___ RECORDS FOR PROCESSING

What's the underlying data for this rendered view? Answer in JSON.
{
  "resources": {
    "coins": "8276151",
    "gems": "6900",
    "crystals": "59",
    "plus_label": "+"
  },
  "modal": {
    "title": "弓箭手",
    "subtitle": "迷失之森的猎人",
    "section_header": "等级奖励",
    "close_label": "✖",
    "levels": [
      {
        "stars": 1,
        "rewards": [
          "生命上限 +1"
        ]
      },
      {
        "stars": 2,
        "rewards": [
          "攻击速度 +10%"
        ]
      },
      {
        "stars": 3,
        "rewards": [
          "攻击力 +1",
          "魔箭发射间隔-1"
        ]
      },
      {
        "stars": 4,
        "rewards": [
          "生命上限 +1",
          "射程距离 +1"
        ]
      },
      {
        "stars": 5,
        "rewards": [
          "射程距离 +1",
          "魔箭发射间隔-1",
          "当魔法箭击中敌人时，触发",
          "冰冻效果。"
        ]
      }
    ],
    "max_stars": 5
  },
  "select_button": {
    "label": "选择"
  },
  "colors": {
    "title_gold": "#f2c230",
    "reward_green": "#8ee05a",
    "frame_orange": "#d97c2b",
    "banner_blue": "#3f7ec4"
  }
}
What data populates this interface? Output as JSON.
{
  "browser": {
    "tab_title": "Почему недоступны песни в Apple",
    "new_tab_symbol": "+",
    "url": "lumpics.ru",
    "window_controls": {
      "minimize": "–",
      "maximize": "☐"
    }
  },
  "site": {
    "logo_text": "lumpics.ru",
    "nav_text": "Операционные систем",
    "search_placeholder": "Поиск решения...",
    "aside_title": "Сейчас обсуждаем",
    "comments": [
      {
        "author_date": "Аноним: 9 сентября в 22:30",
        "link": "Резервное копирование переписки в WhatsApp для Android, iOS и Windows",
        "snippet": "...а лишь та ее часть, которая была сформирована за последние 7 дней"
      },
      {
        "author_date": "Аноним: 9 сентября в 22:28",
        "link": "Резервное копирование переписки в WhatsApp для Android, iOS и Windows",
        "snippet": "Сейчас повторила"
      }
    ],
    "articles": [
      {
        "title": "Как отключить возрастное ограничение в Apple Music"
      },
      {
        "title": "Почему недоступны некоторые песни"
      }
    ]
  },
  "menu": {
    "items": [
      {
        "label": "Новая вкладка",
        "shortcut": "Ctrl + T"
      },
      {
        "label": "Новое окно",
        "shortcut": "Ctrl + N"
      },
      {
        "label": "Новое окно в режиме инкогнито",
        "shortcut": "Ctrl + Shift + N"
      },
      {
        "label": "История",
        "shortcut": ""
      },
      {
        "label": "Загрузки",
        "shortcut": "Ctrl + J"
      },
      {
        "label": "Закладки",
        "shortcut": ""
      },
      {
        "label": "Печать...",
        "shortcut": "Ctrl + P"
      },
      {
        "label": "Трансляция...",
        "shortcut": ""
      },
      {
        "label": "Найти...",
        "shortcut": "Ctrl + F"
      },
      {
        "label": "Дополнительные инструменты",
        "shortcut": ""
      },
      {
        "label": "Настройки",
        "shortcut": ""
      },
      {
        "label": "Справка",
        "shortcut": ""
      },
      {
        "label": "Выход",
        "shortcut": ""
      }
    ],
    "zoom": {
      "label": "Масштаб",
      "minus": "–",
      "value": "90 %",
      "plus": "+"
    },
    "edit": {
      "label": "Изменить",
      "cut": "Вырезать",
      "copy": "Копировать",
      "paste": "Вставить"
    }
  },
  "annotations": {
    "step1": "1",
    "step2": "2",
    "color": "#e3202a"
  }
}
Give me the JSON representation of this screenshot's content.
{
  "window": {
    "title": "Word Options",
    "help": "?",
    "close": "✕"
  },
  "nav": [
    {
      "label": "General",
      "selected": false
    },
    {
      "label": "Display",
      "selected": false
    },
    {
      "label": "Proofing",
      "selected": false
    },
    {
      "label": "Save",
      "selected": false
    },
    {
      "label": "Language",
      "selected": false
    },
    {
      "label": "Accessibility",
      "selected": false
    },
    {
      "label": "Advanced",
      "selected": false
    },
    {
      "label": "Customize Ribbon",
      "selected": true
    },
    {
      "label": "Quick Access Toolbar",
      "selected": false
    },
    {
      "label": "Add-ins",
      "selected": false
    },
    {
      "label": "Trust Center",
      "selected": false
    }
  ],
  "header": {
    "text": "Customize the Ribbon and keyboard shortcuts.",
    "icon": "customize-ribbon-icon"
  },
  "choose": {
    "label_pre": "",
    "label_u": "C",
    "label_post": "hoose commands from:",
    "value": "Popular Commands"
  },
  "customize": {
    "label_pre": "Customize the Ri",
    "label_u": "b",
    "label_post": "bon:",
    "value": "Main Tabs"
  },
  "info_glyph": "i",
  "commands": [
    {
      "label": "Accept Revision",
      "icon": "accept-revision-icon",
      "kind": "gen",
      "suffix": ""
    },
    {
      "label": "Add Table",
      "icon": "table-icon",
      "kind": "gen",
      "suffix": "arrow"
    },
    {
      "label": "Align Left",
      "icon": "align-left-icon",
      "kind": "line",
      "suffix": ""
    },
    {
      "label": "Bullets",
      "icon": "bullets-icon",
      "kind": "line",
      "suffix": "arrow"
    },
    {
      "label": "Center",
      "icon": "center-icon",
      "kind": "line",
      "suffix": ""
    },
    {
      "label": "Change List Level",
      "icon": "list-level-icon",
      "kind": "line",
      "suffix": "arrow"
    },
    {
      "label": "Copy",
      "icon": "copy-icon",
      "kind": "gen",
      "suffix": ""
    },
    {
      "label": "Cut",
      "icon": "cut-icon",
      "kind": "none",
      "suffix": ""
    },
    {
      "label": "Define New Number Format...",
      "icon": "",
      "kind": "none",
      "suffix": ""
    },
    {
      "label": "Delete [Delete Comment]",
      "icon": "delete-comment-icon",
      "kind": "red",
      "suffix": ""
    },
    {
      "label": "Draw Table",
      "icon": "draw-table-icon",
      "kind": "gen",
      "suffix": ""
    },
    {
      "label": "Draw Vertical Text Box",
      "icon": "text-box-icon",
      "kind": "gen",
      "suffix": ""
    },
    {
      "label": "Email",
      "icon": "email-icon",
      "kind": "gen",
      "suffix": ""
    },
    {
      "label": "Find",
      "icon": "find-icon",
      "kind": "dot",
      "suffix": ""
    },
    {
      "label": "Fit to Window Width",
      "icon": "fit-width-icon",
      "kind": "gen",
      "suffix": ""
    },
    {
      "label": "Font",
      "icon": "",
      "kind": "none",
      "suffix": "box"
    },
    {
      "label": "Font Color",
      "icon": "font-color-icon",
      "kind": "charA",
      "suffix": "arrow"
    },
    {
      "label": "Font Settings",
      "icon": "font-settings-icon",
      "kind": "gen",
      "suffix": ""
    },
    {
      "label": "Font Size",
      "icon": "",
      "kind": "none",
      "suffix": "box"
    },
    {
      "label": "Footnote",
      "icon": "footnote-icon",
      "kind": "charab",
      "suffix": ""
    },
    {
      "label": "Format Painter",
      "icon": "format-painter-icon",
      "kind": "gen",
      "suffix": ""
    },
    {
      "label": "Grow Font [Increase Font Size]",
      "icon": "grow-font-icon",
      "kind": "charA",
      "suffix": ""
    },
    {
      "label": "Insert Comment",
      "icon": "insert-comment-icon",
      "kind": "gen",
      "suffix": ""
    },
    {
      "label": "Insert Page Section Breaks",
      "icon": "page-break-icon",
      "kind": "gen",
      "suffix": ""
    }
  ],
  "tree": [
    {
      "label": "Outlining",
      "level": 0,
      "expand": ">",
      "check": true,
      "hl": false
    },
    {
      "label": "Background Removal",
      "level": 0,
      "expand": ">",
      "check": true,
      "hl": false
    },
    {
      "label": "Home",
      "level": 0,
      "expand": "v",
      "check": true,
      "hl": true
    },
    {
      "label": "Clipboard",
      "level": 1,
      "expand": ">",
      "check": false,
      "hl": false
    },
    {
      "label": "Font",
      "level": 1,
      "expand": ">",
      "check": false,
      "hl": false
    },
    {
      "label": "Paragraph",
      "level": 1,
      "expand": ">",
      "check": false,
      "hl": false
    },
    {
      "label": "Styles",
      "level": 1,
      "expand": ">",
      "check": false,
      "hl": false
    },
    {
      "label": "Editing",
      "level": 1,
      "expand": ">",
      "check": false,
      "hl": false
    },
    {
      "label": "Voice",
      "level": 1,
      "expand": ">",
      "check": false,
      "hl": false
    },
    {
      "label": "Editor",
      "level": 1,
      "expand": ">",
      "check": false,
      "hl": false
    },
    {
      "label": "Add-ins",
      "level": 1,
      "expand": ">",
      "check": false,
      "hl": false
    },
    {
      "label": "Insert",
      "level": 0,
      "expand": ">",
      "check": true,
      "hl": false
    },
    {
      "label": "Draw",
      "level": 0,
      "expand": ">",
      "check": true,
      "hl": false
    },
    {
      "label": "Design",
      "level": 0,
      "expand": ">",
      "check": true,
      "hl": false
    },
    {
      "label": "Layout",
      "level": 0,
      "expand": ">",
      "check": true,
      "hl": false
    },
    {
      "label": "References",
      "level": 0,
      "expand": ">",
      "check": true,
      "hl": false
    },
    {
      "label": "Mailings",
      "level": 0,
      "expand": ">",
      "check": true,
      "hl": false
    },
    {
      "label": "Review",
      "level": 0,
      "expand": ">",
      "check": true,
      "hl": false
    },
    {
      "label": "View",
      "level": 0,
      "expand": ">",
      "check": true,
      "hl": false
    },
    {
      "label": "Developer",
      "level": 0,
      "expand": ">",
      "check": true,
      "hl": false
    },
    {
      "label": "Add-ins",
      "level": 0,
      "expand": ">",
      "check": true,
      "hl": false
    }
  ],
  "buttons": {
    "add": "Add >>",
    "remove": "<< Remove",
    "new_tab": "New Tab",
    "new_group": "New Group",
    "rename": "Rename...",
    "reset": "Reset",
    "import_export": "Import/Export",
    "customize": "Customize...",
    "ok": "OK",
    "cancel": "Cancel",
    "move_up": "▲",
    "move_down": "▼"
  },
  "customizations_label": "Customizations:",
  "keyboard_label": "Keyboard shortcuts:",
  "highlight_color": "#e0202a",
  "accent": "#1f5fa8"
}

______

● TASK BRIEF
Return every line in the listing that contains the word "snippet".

● OUTPUT FOR THIS EXERCISE
        "snippet": "...а лишь та ее часть, которая была сформирована за последние 7 дней"
        "snippet": "Сейчас повторила"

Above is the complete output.